The main point of my question is to understand if I can group by id_policy and treat those as 4 step time series, i.e. use prior rows of with the same id_policy to help predict the current target variable, or should I only use features from the specific row when predicting the target variable?
Each row represents a single policy over 1 year. However, each policy appears in the training data 4 times which is tracking it for 4 years.
Regarding the docstring, each row is a different contract in the sense that in your final predictions you are providing an estimate for the claim, and offering a premium price, for one row of the data. That’s why it is worded in that way. One row, is one year. That’s one contract. It can be renewed and that’s why it repeats over multiple years.
The test data
You are right that in the final test data there will be around 100K contracts coming in for the 5th year. However, the idea is that, like an insurance company, some of these contracts you will have seen before in the training data, while others may be contracts that you have never seen before.

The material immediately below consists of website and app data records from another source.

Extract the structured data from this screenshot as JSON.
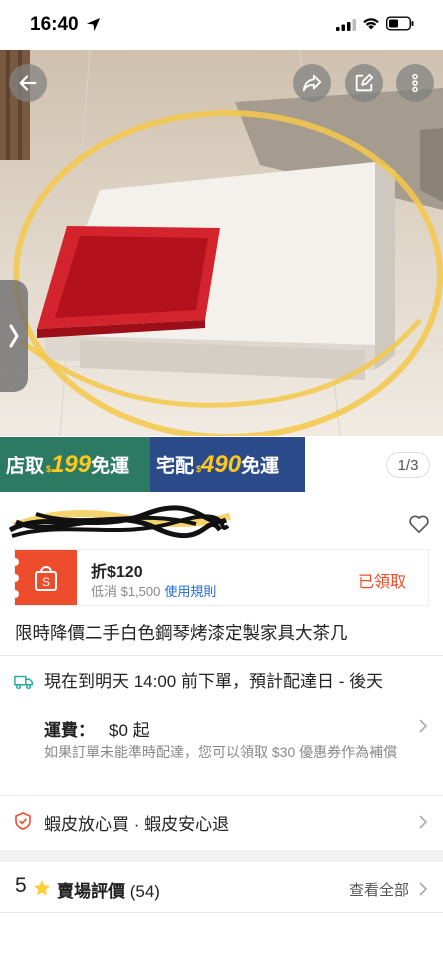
{
  "status_bar": {
    "time": "16:40"
  },
  "gallery": {
    "page_indicator": "1/3"
  },
  "promo": {
    "pickup_label": "店取",
    "pickup_currency": "$",
    "pickup_amount": "199",
    "pickup_free": "免運",
    "delivery_label": "宅配",
    "delivery_currency": "$",
    "delivery_amount": "490",
    "delivery_free": "免運"
  },
  "voucher": {
    "title": "折$120",
    "min_spend": "低消 $1,500",
    "rules_link": "使用規則",
    "status": "已領取"
  },
  "product": {
    "title": "限時降價二手白色鋼琴烤漆定製家具大茶几"
  },
  "shipping": {
    "line1": "現在到明天 14:00 前下單，預計配達日 - 後天",
    "fee_label": "運費：",
    "fee_value": "$0 起",
    "note": "如果訂單未能準時配達，您可以領取 $30 優惠券作為補償"
  },
  "guarantee": {
    "text": "蝦皮放心買 · 蝦皮安心退"
  },
  "rating": {
    "score": "5",
    "label": "賣場評價",
    "count": "(54)",
    "view_all": "查看全部"
  },
  "colors": {
    "accent": "#ee4d2d",
    "promo_green": "#2d7a62",
    "promo_blue": "#2b4a8a",
    "promo_yellow": "#ffc81e",
    "link_blue": "#1e6bd6",
    "star": "#ffce3d"
  },
  "icons": [
    "location-arrow-icon",
    "signal-icon",
    "wifi-icon",
    "battery-icon",
    "back-arrow-icon",
    "share-icon",
    "edit-icon",
    "more-vertical-icon",
    "chevron-right-icon",
    "heart-icon",
    "shopee-bag-icon",
    "truck-icon",
    "shield-icon",
    "star-icon"
  ]
}
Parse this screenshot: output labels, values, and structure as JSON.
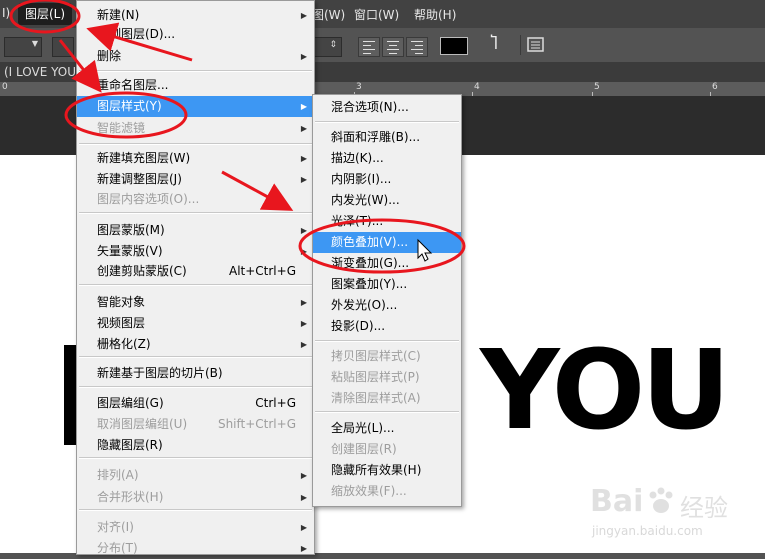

Time series or not
Regarding your question as to whether you should treat the 4 years as a time-series or you should treat each year independently based on it’s features… well, that’s up to you.
In practice you will have to be able to handle cases where you don’t have a history of the same contract. So your model must have the flexibility of being able to price something without a history.
In the real world companies use a mixture of both approaches so both are entirely valid and sensible.
Has this clarified things?
Thank you for the quick response. I do have one concern. In real life, a flexible approach that does take advantage of prior history with this contract, when available, and does it’s best when the contract is new does seem like the best approach. My concern is that when my model is being tested, how will it be able to retrieve the previously scene historical data on contracts it has seen before? In the real world, this is simple, but in the artificial settings of this competition, how would that happen?
That’s an interesting point. I think it can happen in a similar way that happens in a real world: a lookup table.
For example, you could have an object returned by your
fit_model function that contains a historical lookup table. That way you can check if you’ve seen a contracts’ history before you price it.
Though I’m sure the community will be able to find all sorts of more clever ways as well.
ok cool I figured we wouldn’t be allowed to include the training data as part of our submission. Thanks for the help